▸ **EXERCISE**:
Wherever "趣味亲子实验赛" occurs in the entries, copy the line that holds it.

▸ **AVAILABLE RECORDS**:

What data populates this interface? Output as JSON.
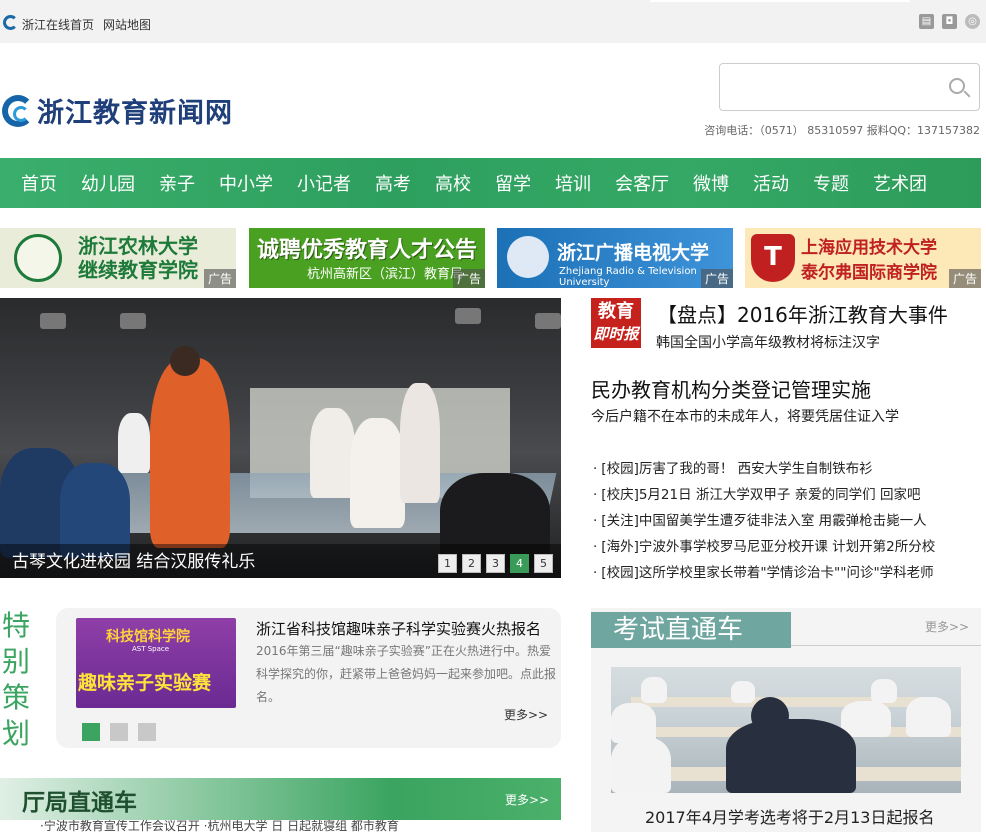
{
  "topbar": {
    "home_link": "浙江在线首页",
    "sitemap_link": "网站地图",
    "icons": [
      "bookmark-icon",
      "camera-icon",
      "globe-icon"
    ]
  },
  "brand": {
    "title": "浙江教育新闻网"
  },
  "search": {
    "placeholder": ""
  },
  "contact": {
    "text": "咨询电话：（0571） 85310597  报料QQ：137157382"
  },
  "nav": {
    "items": [
      "首页",
      "幼儿园",
      "亲子",
      "中小学",
      "小记者",
      "高考",
      "高校",
      "留学",
      "培训",
      "会客厅",
      "微博",
      "活动",
      "专题",
      "艺术团"
    ]
  },
  "ads": {
    "tag": "广告",
    "ad1": {
      "line1": "浙江农林大学",
      "line2": "继续教育学院"
    },
    "ad2": {
      "line1": "诚聘优秀教育人才公告",
      "line2": "杭州高新区（滨江）教育局"
    },
    "ad3": {
      "line1": "浙江广播电视大学",
      "line2": "Zhejiang Radio & Television University"
    },
    "ad4": {
      "logo": "T",
      "line1": "上海应用技术大学",
      "line2": "泰尔弗国际商学院"
    }
  },
  "slide": {
    "caption": "古琴文化进校园 结合汉服传礼乐",
    "pages": [
      "1",
      "2",
      "3",
      "4",
      "5"
    ],
    "active_page": "4"
  },
  "news": {
    "badge_line1": "教育",
    "badge_line2": "即时报",
    "headline1": "【盘点】2016年浙江教育大事件",
    "sub1": "韩国全国小学高年级教材将标注汉字",
    "headline2": "民办教育机构分类登记管理实施",
    "sub2": "今后户籍不在本市的未成年人，将要凭居住证入学",
    "items": [
      "[校园]厉害了我的哥！  西安大学生自制铁布衫",
      "[校庆]5月21日  浙江大学双甲子  亲爱的同学们  回家吧",
      "[关注]中国留美学生遭歹徒非法入室  用霰弹枪击毙一人",
      "[海外]宁波外事学校罗马尼亚分校开课  计划开第2所分校",
      "[校园]这所学校里家长带着\"学情诊治卡\"\"问诊\"学科老师"
    ]
  },
  "special": {
    "label": [
      "特",
      "别",
      "策",
      "划"
    ],
    "img_title": "科技馆科学院",
    "img_sub": "AST Space",
    "img_main": "趣味亲子实验赛",
    "title": "浙江省科技馆趣味亲子科学实验赛火热报名",
    "desc": "2016年第三届“趣味亲子实验赛”正在火热进行中。热爱科学探究的你，赶紧带上爸爸妈妈一起来参加吧。点此报名。",
    "more": "更多>>"
  },
  "exam": {
    "title": "考试直通车",
    "more": "更多>>",
    "caption": "2017年4月学考选考将于2月13日起报名"
  },
  "bureau": {
    "title": "厅局直通车",
    "more": "更多>>",
    "strip": "·宁波市教育宣传工作会议召开      ·杭州电大学 日 日起就寝组 都市教育"
  }
}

▸ **SOLVED EXERCISE**:
    "img_main": "趣味亲子实验赛",
    "desc": "2016年第三届“趣味亲子实验赛”正在火热进行中。热爱科学探究的你，赶紧带上爸爸妈妈一起来参加吧。点此报名。",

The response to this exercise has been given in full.